Could you explain how YubiKeys work, and what separates them from other authentications such as tokens?
A YubiKey acts as a physical key to your digital world and secures your online accounts, just like you have a physical key for your home and your vehicle.
The YubiKey differs from traditional tokens in that they can be used simultaneously across many differing applications and environments, whether at home or work. and across your personal and business applications.
We do this by supporting eight of the most common authentication protocols in use today on a single YubiKey that allows for a simple and easy to use touch capability that removes the need to type one time passwords or use passwords at all.
Additionally, the YubiKey does not require batteries, is extremely durable and easy-to-use whether you have an iPhone, Android, MAC or Windows device.
From an A/NZ perspective, what are you seeing in the market – what is driving organisations to make the change to passwordless security – or what is holding them back?
We’re seeing that enterprises are moving to passwordless because current MFA solutions are too cumbersome for most users. When it comes to security, it must be usable or else it risks being rejected by users.
Secondly, the groundswell of user adoption of simple login options on their favourite device is driving demand for organisations to provide a similar experience in the workplace.
Passwordless achieves optimal usability and convenience while also maintaining a high level of security.
In terms of why organisations might be hesitant, typical organisations believe that there’s a high level of overhead involved when optimising a security landscape and many have limited IT resources.
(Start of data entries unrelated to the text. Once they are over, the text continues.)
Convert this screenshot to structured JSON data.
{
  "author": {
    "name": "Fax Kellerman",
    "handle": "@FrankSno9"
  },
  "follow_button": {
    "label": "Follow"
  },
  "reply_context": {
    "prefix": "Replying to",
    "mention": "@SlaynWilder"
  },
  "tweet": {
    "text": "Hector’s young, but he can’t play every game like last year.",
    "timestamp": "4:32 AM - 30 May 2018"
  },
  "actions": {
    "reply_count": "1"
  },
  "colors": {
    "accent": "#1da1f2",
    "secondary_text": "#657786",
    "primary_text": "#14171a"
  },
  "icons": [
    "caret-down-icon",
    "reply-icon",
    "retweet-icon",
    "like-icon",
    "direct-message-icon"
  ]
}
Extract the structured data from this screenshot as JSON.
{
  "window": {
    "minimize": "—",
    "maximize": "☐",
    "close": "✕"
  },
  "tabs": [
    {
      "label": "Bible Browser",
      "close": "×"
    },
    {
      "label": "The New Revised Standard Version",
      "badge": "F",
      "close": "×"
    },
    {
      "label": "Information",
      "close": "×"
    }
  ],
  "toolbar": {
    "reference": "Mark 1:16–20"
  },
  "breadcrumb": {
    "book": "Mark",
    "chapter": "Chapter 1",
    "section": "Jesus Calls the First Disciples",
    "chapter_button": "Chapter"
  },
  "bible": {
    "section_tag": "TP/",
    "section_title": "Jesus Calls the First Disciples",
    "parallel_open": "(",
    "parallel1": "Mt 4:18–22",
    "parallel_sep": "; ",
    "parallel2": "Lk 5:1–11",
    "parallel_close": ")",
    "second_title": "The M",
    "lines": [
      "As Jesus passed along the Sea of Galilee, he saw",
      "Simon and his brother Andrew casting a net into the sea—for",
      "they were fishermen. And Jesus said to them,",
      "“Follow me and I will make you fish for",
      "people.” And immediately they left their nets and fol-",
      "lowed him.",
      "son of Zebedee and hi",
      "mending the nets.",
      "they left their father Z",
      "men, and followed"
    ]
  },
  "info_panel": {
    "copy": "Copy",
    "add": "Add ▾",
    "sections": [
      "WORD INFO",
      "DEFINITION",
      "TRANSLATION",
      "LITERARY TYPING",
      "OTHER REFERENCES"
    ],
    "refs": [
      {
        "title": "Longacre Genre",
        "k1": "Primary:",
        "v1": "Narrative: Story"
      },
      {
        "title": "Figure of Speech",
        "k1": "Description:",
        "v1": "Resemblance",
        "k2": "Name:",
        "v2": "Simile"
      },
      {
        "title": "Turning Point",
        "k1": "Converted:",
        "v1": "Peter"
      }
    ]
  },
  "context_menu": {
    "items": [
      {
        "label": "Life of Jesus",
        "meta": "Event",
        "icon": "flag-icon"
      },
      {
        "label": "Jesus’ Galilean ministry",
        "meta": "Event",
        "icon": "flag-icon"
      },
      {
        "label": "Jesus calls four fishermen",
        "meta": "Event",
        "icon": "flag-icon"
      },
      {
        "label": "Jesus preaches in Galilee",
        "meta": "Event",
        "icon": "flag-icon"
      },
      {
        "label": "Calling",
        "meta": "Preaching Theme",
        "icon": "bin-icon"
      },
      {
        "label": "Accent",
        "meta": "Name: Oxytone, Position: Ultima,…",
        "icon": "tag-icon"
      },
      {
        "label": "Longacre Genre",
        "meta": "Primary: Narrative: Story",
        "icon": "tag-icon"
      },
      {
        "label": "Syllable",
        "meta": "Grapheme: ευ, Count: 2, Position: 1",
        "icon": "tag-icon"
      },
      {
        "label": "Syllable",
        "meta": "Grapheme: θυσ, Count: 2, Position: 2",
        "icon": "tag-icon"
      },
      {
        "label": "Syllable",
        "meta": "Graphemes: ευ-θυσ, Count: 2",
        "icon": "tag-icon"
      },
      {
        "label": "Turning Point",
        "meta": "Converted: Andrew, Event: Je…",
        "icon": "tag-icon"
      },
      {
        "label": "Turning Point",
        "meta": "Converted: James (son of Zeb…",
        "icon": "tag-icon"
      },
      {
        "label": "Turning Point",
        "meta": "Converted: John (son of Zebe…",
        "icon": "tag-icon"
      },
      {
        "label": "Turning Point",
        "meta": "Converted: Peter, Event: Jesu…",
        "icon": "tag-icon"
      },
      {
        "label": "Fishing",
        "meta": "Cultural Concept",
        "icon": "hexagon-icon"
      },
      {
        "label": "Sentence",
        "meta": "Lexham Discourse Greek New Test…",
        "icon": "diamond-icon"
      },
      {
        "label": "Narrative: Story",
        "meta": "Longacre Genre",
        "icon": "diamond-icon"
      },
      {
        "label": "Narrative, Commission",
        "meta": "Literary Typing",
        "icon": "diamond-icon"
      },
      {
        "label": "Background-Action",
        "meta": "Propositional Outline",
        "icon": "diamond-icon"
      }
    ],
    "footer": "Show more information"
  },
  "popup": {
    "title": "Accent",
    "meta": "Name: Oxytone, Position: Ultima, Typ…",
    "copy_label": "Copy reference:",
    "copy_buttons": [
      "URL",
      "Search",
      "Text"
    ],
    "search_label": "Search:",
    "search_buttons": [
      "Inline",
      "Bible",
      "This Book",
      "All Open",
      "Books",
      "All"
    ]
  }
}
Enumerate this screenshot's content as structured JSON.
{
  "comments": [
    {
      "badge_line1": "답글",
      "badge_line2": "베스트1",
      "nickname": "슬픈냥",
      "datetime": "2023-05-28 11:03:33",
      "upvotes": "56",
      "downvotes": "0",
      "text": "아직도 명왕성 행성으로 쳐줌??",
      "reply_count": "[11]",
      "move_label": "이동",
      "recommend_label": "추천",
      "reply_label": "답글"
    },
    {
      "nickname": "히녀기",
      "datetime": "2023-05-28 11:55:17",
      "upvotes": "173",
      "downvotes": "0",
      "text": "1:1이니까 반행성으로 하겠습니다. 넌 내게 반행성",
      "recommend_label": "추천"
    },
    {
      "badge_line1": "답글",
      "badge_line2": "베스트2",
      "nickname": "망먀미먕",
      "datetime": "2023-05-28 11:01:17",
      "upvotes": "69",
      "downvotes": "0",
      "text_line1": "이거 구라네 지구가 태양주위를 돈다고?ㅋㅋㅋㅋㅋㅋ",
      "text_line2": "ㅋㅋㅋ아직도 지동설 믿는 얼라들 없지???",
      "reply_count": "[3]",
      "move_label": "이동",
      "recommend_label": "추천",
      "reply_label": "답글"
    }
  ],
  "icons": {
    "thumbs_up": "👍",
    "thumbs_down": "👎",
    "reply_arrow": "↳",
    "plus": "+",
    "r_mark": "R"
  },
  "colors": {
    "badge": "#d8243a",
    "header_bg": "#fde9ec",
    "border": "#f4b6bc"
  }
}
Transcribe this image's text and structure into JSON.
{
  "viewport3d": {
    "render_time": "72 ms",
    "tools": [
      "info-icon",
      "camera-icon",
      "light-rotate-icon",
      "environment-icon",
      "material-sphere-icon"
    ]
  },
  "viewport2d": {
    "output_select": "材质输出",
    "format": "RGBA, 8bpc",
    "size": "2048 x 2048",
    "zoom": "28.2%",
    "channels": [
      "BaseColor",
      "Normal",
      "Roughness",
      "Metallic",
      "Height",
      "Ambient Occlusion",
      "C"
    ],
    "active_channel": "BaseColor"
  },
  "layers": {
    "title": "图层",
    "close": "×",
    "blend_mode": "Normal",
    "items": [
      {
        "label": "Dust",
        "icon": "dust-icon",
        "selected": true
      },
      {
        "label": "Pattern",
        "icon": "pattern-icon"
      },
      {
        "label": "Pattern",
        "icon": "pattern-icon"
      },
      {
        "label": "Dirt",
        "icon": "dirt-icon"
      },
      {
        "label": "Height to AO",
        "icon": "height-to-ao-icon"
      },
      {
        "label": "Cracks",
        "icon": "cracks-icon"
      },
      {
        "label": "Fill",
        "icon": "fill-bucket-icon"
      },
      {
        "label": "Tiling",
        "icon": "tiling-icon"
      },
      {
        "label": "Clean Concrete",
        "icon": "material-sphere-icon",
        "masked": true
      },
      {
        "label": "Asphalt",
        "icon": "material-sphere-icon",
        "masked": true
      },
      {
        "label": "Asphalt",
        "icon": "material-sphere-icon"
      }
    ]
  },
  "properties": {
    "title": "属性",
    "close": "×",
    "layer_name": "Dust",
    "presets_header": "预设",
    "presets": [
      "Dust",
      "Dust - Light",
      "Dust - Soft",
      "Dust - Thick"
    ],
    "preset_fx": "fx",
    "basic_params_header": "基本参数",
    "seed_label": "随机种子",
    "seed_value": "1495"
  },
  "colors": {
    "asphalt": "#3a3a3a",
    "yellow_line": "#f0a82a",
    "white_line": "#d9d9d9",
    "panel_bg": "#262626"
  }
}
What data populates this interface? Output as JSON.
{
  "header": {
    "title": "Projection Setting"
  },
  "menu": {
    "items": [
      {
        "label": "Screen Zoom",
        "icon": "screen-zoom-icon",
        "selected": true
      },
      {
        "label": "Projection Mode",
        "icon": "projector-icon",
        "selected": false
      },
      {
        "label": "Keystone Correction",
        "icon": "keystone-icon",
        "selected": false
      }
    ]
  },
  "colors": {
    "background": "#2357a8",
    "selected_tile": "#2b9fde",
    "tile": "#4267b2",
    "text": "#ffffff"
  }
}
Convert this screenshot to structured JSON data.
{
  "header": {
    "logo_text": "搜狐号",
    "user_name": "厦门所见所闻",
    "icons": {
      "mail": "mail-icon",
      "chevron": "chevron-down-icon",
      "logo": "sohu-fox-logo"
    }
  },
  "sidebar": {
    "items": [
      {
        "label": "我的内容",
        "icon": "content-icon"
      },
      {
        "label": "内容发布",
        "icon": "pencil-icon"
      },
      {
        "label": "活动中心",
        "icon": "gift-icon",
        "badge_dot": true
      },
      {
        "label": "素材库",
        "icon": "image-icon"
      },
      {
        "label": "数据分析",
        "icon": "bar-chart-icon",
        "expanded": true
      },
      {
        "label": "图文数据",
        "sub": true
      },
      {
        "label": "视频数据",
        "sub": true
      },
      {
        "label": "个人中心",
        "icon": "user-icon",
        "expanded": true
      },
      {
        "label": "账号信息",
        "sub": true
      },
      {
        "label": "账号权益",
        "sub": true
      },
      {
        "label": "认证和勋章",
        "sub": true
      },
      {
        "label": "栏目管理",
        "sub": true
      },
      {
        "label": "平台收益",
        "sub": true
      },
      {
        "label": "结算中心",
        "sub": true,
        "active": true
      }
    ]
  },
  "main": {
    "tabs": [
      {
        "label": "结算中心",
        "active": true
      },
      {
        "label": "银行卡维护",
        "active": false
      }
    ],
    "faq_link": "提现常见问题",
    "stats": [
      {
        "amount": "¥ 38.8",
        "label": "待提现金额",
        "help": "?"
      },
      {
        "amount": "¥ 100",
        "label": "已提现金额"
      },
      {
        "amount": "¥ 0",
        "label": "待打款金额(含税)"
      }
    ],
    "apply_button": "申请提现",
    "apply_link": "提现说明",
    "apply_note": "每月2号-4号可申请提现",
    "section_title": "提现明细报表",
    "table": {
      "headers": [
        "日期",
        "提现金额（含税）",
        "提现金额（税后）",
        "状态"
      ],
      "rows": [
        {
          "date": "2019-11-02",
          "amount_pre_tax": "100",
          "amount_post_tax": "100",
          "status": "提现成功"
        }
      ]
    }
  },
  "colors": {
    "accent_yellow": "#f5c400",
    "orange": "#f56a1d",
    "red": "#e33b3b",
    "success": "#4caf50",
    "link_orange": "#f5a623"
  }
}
Also, passwordless authentication is still in the early adoption stage and not fully mainstreamed by services — although, it’s moving in the right direction. WebAuthn is now supported by all major browsers and operating systems including macOS and iOS Safari, Google Chrome, Brave browser, Microsoft Edge, Azure Active Directory, and Windows platforms.
Imagine that a CISO says to you that their current authentication methods work just fine. How would you explain the benefits of going passwordless?
The benefits of passwordless fall into two main categories, simplify security, simplify the user experience.
If there are no passwords in your organisation, then this also removes this as an attack vector for adversaries. The login experience for users is also quicker than traditional 2FA methods which over time reduces friction with users and delivers time efficiency across the day to day use.
An added benefit is a reduction in support costs. There are costs associated with any authentication method and it has been proven that moving to a passwordless or modern authentication method will reduce the support overhead by up to 92%.
With the YubiKey supporting both legacy and modern authentication protocols, organisations can onboard passwordless authentication in stages, rather than all at once, ensuring secure authentication (locking their front door) that also provides users with a seamless user experience.
And what could be some of the considerations or drawbacks?
The drawbacks or barriers to passwordless adoption generally fall into two main areas:
i. concerns/fears about the disruption that it might cause to the business. This can be mitigated by educating your users on the simpler login experience they will realise by no longer having to remember passwords for their corporate experience.
ii. misconception about the cost of implementation. With the introduction of passwordless capability comes a reduction in support costs for existing methods. Having no passwords means no password management!
But generally, these potential barriers are outweighed by the benefits of increased security and improved user experience.
Any final thoughts to mark World Password Day?
Yubico and the passwordless journey relies heavily on customer voices. If your favourite services or business-critical applications aren’t meeting your authentication standards, you should let them know that you’d like to see stronger authentication options, like passwordless, available. Customer feedback is an important catalyst for passwordless adoption and implementation.